#### [THE PROBLEM]
Only the lines from the line that contains "Transcribe this image's" through the final line of the entries below belong in your answer, copied exactly and without pictures.

Data excerpts
■ ■ ■ ■ ■ ■ ■
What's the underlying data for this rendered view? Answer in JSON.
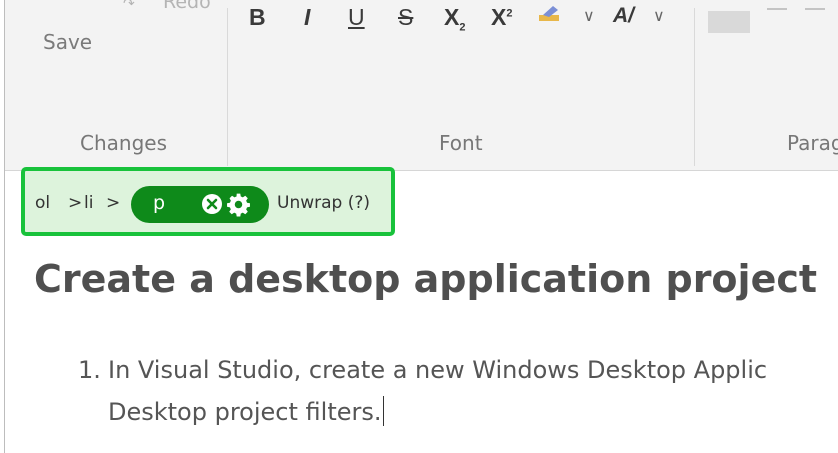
{
  "ribbon": {
    "undo_redo": {
      "redo_label": "Redo"
    },
    "save_label": "Save",
    "groups": {
      "changes": "Changes",
      "font": "Font",
      "paragraph": "Parag"
    },
    "font_buttons": {
      "bold": "B",
      "italic": "I",
      "underline": "U",
      "strikethrough": "S",
      "subscript_base": "X",
      "subscript_mark": "2",
      "superscript_base": "X",
      "superscript_mark": "2"
    },
    "icons": [
      "redo-icon",
      "highlight-icon",
      "font-color-icon",
      "chevron-down-icon"
    ]
  },
  "breadcrumb": {
    "items": [
      "ol",
      "li"
    ],
    "separator": ">",
    "active_tag": "p",
    "unwrap_label": "Unwrap (?)",
    "accent_color": "#18c23b",
    "pill_color": "#0e8a1a",
    "bar_background": "#ddf3dc"
  },
  "document": {
    "title": "Create a desktop application project",
    "list": [
      {
        "number": "1.",
        "lines": [
          "In Visual Studio, create a new Windows Desktop Applic",
          "Desktop project filters."
        ]
      }
    ]
  }
}
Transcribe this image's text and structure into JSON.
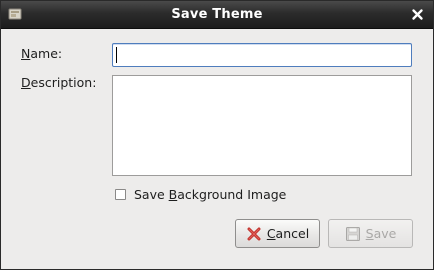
{
  "window": {
    "title": "Save Theme"
  },
  "form": {
    "name_label": "Name:",
    "name_value": "",
    "description_label": "Description:",
    "description_value": "",
    "save_background_label": "Save Background Image",
    "save_background_checked": false
  },
  "buttons": {
    "cancel_label": "Cancel",
    "save_label": "Save",
    "save_enabled": false
  },
  "icons": {
    "app": "theme-icon",
    "close": "close-icon",
    "cancel": "cancel-x-icon",
    "save": "floppy-disk-icon"
  },
  "colors": {
    "titlebar": "#2b2b2b",
    "background": "#edeceb",
    "focus_border": "#4f7dbd",
    "cancel_icon": "#c0302a"
  }
}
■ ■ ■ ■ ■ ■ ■
#### [WRITTEN SOLUTION]
Transcribe this image's text and structure into JSON.
{
  "window": {
    "title": "Save Theme"
  },
  "form": {
    "name_label": "Name:",
    "name_value": "",
    "description_label": "Description:",
    "description_value": "",
    "save_background_label": "Save Background Image",
    "save_background_checked": false
  },
  "buttons": {
    "cancel_label": "Cancel",
    "save_label": "Save",
    "save_enabled": false
  },
  "icons": {
    "app": "theme-icon",
    "close": "close-icon",
    "cancel": "cancel-x-icon",
    "save": "floppy-disk-icon"
  },
  "colors": {
    "titlebar": "#2b2b2b",
    "background": "#edeceb",
    "focus_border": "#4f7dbd",
    "cancel_icon": "#c0302a"
  }
}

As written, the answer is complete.